Valerie’s handpicked all-female crew is five strong, consisting of her, Naomi (the ship’s botanist), defected cosmonaut Oksana Lebedeva, pilot Jerrie Hixon and her wife, Irene Hart. The relationships between the different crew members are well developed throughout, with all five of them distinct and believable characters. There is a great deal of history between Naomi and Valerie of course, and much of this is explored through flashback chapters interspersed throughout the main narrative. Not only do these explore the relationships between Naomi, Valerie and other characters, they also give valuable insight into their motivations, giving us a frame of reference for their actions onboard the Atalanta. As a helpful signpost, each chapter also begins by stating when it is set – eight years before launch, two days after launch, etc. These timestamps also heighten the sense of urgency in some of the later chapters, acting almost like a kind of countdown as events begin to unfold and the pressure mounts. This is where the thriller portion of the novel really comes to the fore, as Naomi begins to suspect that someone on board is not quite what they seem. The revelations surrounding this, when they do come, had me open-mouthed with shock – always a good sign. There are also a number of big, complicated moral choices that Naomi finds herself in the middle of as a result of events onboard, which test her character and evoke a lot of sympathy for her too. Her desire to escape from Valerie’s shadow, as well as from the long shadow of her brilliant, deceased mother is a trait that only adds to her likeability.
An early mention of the Earth as it’s seen from space by this time makes for somewhat sobering reading. Lam certainly doesn’t pull any punches when it comes to showing just why humanity needs Cavendish so much, with this particular scene really resonating with me. It brought to mind the pictures in the media a couple of years ago, during that summer that seemed never-ending, of the UK scorched brown in the heat. Elsewhere in the novel, we see the havoc that climate change has wrought on society, with climate refugees in the millions, sea walls to combat rising tides and disease rampant (if you are keen to avoid all mention of pandemics right now, buy this and come back to it later). Climate change deniers (who, incredibly, still seem to exist) might take issue, but for the rest of us this is a frightening and all too believable future, which we need to be doing more to avoid. It never felt like I was being hit over the head with the politics of the novel though, whether it was those to do with climate change or feminism. Despite their foregrounding, there is a real lightness of touch around these big issues; certainly, none of the characters ever state that they’re doing what they’re doing for womankind, or with any particularly feminist motivations. Rather, they are doing what they are doing for the sake of humanity and because they are the best people for the job, who won’t be held back by some ridiculous patriarchy. Their actions certainly feel like an attempt to push back against their world’s slide into the nightmare futures of the likes of Vox or The Handmaid’s Tale, but this motivation is secondary to saving the human race.
A contemporary theme, strong characters and a tightly woven plot full of twists and turns make Goldilocks both an exciting and highly satisfying read.
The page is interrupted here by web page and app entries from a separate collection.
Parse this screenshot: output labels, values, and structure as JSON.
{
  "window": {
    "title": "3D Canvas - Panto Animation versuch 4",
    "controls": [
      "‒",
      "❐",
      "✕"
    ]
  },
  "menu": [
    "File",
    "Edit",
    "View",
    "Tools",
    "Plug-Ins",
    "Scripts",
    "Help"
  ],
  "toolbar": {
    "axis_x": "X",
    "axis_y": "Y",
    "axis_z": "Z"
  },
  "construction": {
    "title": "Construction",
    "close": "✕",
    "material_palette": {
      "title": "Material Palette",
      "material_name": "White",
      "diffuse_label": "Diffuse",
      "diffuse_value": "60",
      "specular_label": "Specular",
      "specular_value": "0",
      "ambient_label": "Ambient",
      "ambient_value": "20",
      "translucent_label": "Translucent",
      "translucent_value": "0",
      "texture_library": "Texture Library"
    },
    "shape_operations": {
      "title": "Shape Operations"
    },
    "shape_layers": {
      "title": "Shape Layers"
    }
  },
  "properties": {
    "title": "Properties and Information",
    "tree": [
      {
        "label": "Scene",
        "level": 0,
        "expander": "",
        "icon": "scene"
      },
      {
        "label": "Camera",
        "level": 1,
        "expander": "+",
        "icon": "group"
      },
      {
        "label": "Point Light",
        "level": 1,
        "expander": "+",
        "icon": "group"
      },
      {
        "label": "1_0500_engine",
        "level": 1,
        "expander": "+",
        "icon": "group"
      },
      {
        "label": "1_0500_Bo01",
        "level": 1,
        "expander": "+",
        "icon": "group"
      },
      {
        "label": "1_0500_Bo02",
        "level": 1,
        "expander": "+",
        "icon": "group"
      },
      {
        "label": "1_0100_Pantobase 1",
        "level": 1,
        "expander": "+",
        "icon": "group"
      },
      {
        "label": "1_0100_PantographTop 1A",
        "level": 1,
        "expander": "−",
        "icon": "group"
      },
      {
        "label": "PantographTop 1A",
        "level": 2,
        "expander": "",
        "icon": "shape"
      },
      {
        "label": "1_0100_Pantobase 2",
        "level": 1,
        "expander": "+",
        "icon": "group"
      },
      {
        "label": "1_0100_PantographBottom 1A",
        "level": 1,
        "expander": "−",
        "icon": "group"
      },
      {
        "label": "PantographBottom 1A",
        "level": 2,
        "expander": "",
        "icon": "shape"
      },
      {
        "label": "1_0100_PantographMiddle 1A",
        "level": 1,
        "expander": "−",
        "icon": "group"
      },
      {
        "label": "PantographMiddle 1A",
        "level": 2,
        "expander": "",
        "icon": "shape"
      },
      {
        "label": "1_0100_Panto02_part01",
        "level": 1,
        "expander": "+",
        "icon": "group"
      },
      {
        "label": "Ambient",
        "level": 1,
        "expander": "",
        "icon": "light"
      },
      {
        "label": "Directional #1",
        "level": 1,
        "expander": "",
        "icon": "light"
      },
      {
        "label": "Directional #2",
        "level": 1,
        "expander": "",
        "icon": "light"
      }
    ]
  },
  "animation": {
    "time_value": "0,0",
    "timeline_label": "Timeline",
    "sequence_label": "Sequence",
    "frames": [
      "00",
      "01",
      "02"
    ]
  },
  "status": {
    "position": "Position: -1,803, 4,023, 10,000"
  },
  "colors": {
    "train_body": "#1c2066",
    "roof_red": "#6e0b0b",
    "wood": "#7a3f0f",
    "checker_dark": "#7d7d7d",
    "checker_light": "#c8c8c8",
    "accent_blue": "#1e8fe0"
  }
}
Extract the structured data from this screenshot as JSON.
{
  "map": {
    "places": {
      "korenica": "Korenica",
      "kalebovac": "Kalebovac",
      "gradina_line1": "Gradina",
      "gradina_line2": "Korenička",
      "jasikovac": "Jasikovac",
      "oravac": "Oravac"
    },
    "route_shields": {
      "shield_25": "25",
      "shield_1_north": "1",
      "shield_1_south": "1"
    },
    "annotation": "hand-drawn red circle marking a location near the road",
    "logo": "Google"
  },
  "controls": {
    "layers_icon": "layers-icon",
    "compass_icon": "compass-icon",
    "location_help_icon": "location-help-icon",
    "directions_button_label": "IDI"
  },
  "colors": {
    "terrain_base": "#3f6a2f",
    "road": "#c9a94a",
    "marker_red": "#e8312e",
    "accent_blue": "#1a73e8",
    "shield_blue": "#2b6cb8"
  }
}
It warns without ever feeling like it preaches, and we would all do well to heed it. The strong, female crew is also very refreshing in a genre still dominated by male characters. Prescient, urgent and thought-provoking.
Astronaut photo courtesy of NASA on Unsplash.